HAITI: Yesterday marked the 10-year anniversary of the magnitude-7 earthquake that killed roughly 220,000 people in 2010. The massive tremor, which lasted 30 seconds, destroyed Haiti’s major cities and left 1.5 million displaced. Many slums found in Haiti today still consist of earthquake victims who lost their homes in the 2010 quake. Although countries pledged over $10 billion in aid, the botched recovery effort forced many non-government organizations out of the country before those promises could be fulfilled.


EL SALVADOR: Salvadoran prosecutors issued an arrest warrant on Friday for the former head of Congress, Sigfrido Reyes. Attorney General Rual Melara charged Reyes and 14 other associates with laundering $6 million. On Twitter, Reyes said he was being politically persecuted. Reyes is a former member of the Farabundo Martí National Liberation Front, a guerrilla movement that transitioned into a political party after the country’s 1992 peace accords. 
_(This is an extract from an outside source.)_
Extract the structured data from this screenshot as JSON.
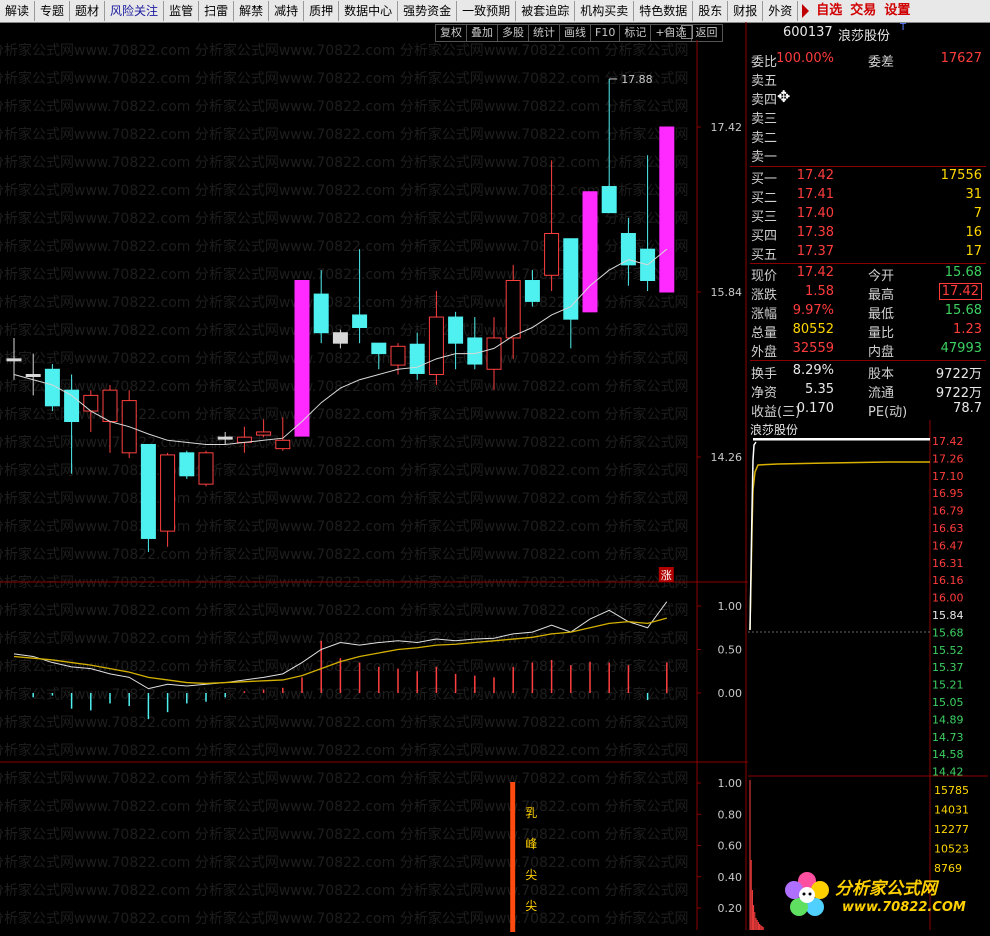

MEXICO: The National Guard and members of the Jalisco New Generation Cartel (CJNG) were involved in a shootout on Friday, which resulted in the arrest of eight members and the death of one of the cartel’s leaders. The CJNG blocked the Apatzingán-Aguililla road in Michoacán, leading army forces to open fire on the blockade. María Guadalupe López Esquivel, also known as “La Catrina,” was injured during the gunfire and died in hospital a few hours later. The 21-year-old had been implicated in extortion and assasination plots. The CJNG is considered Mexico’s “most dangerous and largest cartel.”

MEXICO: An 11-year-old student opened fire on students and teachers at a Coahuila school on Friday, killing one teacher. At least six others were injured and in hospital, according to Police Chief Maurilio Ochoa. The student died from a self-inflicted gunshot wound. Ochoa said the situation was “very serious” and authorities are concerned to “see a primary school student do something like this.” The school, Colegio Cervantes, participates in a nationwide “Safe Backpack” program that inspects students backpacks upon arrival. 

UNITED STATES: The U.S. State Department will ban all charter flights to Cuban cities except for Havana, according to a press release issued Friday. The policy will give charters 60 days to stop operations and will further restrict the number of flights into the capital. Secretary of State Mike Pompeo said the decision was intended to further restrict the island’s revenue, which he says is used to “repress” the Cuban people and fund the “Venezuelan dictator” Nicolás Maduro. Cuban Foreign Minister Bruno Rodríguez said it was a “violation of human rights and the freedom to travel.” Commercial flights were banned in October.